Any library, academic, high school or synagogue with a good collection of Holocaust works, fictional as well historical, should include this superb work of analysis of some of the most important and controversial Holocaust fiction.
3 of 3 people found the following review helpful
- Published on Amazon.com
It is truly wondrous when an author possesses such an authoritative voice and passion for her subject that she can fully immerse the reader into the topics and issues she holds so dear. For an area easily considered (at first glance) dry, or overwrought-- indeed, the author acknowledges "Holocaust fatigue," among other important subjects, head on--Ms. Franklin's fervor and fascination quickly becomes the reader's own. Exhaustive in its analysis yet always engaging, doggedly researched but never lacking a humanizing, personal element of its subjects, "A Thousand Darknesses" is a masterful, mesmerizing compendium of three generations of Holocaust literature.
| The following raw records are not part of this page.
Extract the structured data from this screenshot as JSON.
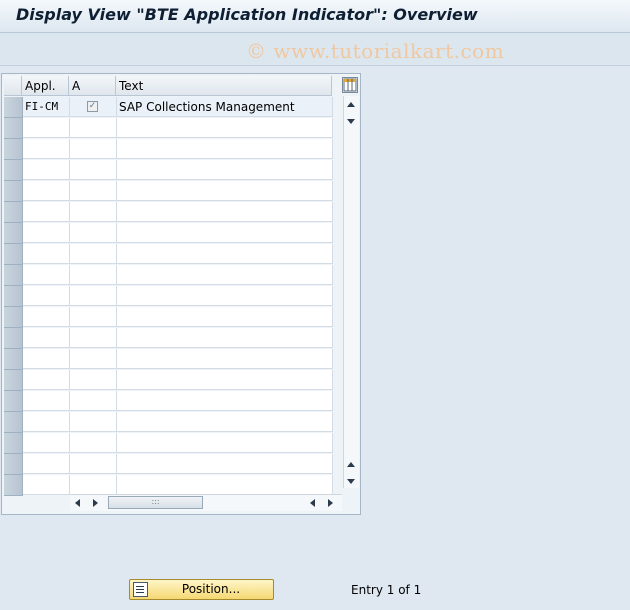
{
  "window": {
    "title": "Display View \"BTE Application Indicator\": Overview"
  },
  "watermark": {
    "text": "© www.tutorialkart.com"
  },
  "table": {
    "columns": [
      "Appl.",
      "A",
      "Text"
    ],
    "rows": [
      {
        "appl": "FI-CM",
        "active": true,
        "text": "SAP Collections Management"
      }
    ],
    "empty_rows": 18
  },
  "footer": {
    "position_button": "Position...",
    "entry_text": "Entry 1 of 1"
  },
  "colors": {
    "accent": "#f5d873",
    "header_text": "#0f1f33"
  },
  "icons": {
    "column_config": "table-settings-icon",
    "position": "position-icon",
    "checkbox": "checkbox-checked-icon"
  }
}
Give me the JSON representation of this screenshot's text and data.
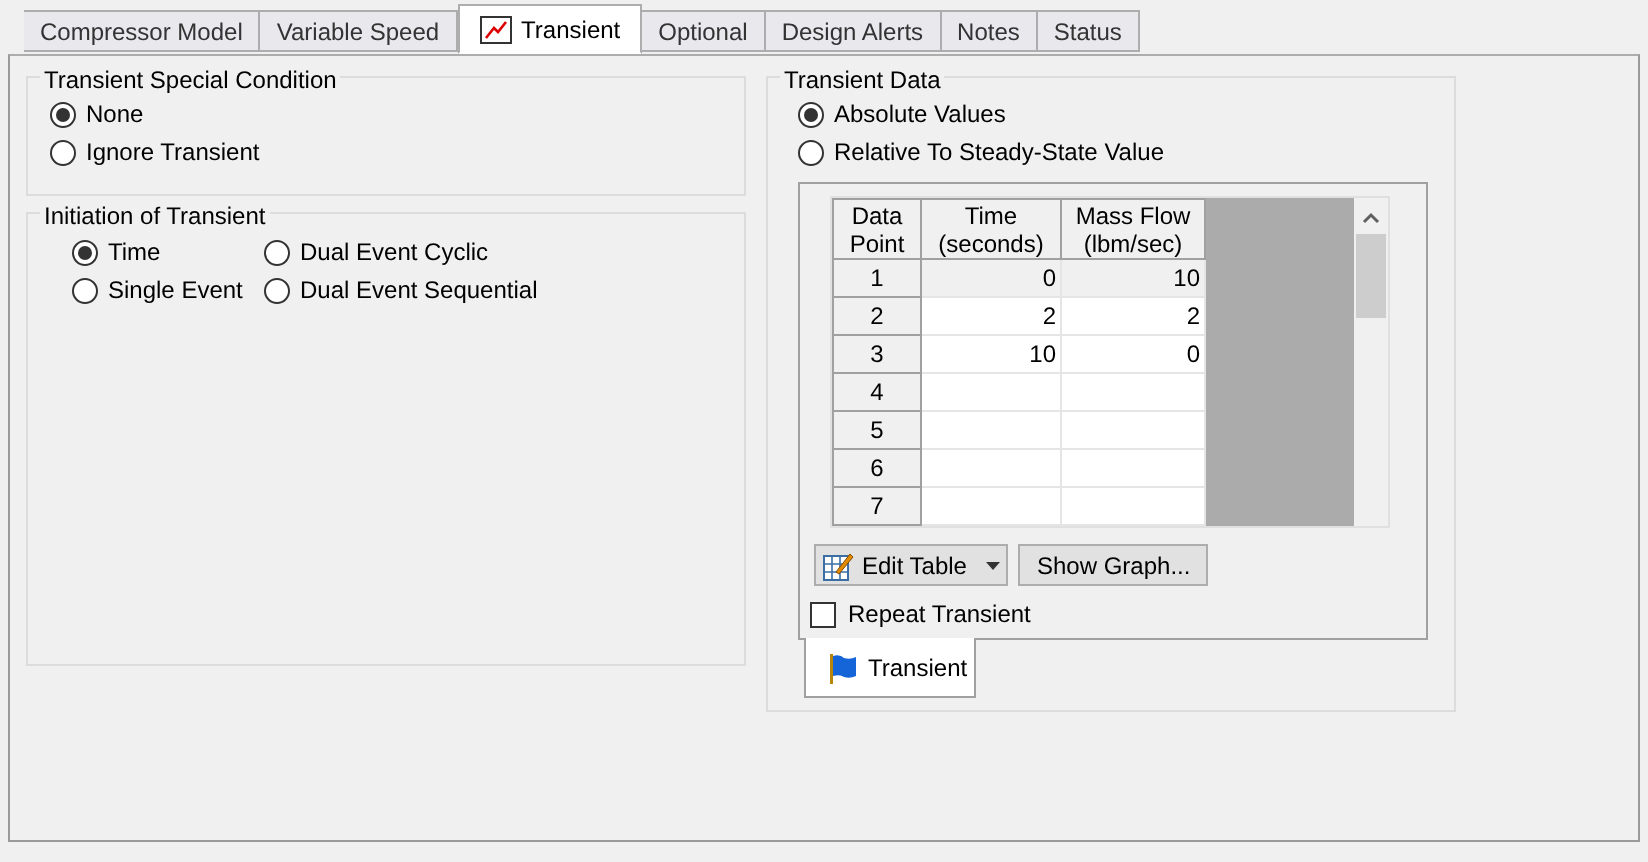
{
  "tabs": [
    {
      "label": "Compressor Model",
      "selected": false,
      "icon": false
    },
    {
      "label": "Variable Speed",
      "selected": false,
      "icon": false
    },
    {
      "label": "Transient",
      "selected": true,
      "icon": true
    },
    {
      "label": "Optional",
      "selected": false,
      "icon": false
    },
    {
      "label": "Design Alerts",
      "selected": false,
      "icon": false
    },
    {
      "label": "Notes",
      "selected": false,
      "icon": false
    },
    {
      "label": "Status",
      "selected": false,
      "icon": false
    }
  ],
  "special_condition": {
    "title": "Transient Special Condition",
    "options": [
      {
        "label": "None",
        "selected": true
      },
      {
        "label": "Ignore Transient",
        "selected": false
      }
    ]
  },
  "initiation": {
    "title": "Initiation of Transient",
    "options": [
      {
        "label": "Time",
        "selected": true
      },
      {
        "label": "Dual Event Cyclic",
        "selected": false
      },
      {
        "label": "Single Event",
        "selected": false
      },
      {
        "label": "Dual Event Sequential",
        "selected": false
      }
    ]
  },
  "transient_data": {
    "title": "Transient Data",
    "options": [
      {
        "label": "Absolute Values",
        "selected": true
      },
      {
        "label": "Relative To Steady-State Value",
        "selected": false
      }
    ],
    "table": {
      "columns": [
        "Data Point",
        "Time (seconds)",
        "Mass Flow (lbm/sec)"
      ],
      "rows": [
        {
          "point": "1",
          "time": "0",
          "mass_flow": "10",
          "selected": true
        },
        {
          "point": "2",
          "time": "2",
          "mass_flow": "2",
          "selected": false
        },
        {
          "point": "3",
          "time": "10",
          "mass_flow": "0",
          "selected": false
        },
        {
          "point": "4",
          "time": "",
          "mass_flow": "",
          "selected": false
        },
        {
          "point": "5",
          "time": "",
          "mass_flow": "",
          "selected": false
        },
        {
          "point": "6",
          "time": "",
          "mass_flow": "",
          "selected": false
        },
        {
          "point": "7",
          "time": "",
          "mass_flow": "",
          "selected": false
        }
      ]
    },
    "edit_table_button": "Edit Table",
    "show_graph_button": "Show Graph...",
    "repeat_transient": {
      "label": "Repeat Transient",
      "checked": false
    },
    "inner_tab": {
      "label": "Transient",
      "selected": true
    }
  }
}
Seven decades on-- as the last of the survivors in our midst are passing-- a work of this nature is more important than ever. For the "fourth generation" now coming up through grade school, Franklin's work will serve as a touching conclusion-- or perhaps the perfect starting point-- for newcomers to learn and choose how to immerse themselves into the reams of material available. It will also pose as a helpful guide for them to heed caution, since they will undoubtedly encounter conundrums and contradictions in the works available along the way. Franklin deftly reveals how even the literary "touchstones," held high in the public consciousness (Shindler's Ark- converted to film as Shindler's List), are rife with exaggerations, embellishments, or outright fictionalizations, while condemned works were correctly called "novels" all along (Kosinksi) but simply interpreted otherwise, although said authors, on the literary upswing, were not so quick to clarify misconceptions. But can heralded and censured works alike nonetheless be worthy of our affection? In a nuanced, impassioned (but always reasoned) tone, the author makes the case that indeed, most can, even after an her impressive deconstruction-- which she rightfully finds preferable to more the common uncritical and overblown praise.
Our collective infatuation with the Holocaust's unspeakable tragedy now seems to be subsiding, but earlier eras offered an array of artistic interpretation, from straightforward factual accounts (Weisel, Borowski) that condemned anything derivative or indulgent to more taboo interpretations involving poetic license (Levi, Rawicz) to outright usurpations of authentic narratives by frauds (Wilkomirski) and later descendants (Schlink-German; Rosenbaum- of Jewish survivors). Not a shade of this is missed by Franklin's all-encompassing analysis, the work at times even delving into more over-arching paradoxes of psychological (unreliability of witness accounts, poetic license even in the later synthesis of real experiences), cultural (literary careers defined by "authenticity" leading to fraud and embellishments), linguistic (Franklin engages in many direct translations, and takes to task original translations, by so-called scholars and blood relatives), religious / philosophical (whether any sense can be made by unspeakable suffering, and whether faith is justified in its aftermath) and legal importance (statutes of limitations and limited scope of certain prosecutions). There are candid reveals, counterweight stances against normative trends of praised and discredit authors, and surprising revelations.
Through Franklin's work, newcomers and erudite scholars alike can choose how to (further) immerse themselves, taking stock of the varying shades of artistic influence inspired by this 20th century horror, and ensure-- most importantly-- that we never forget.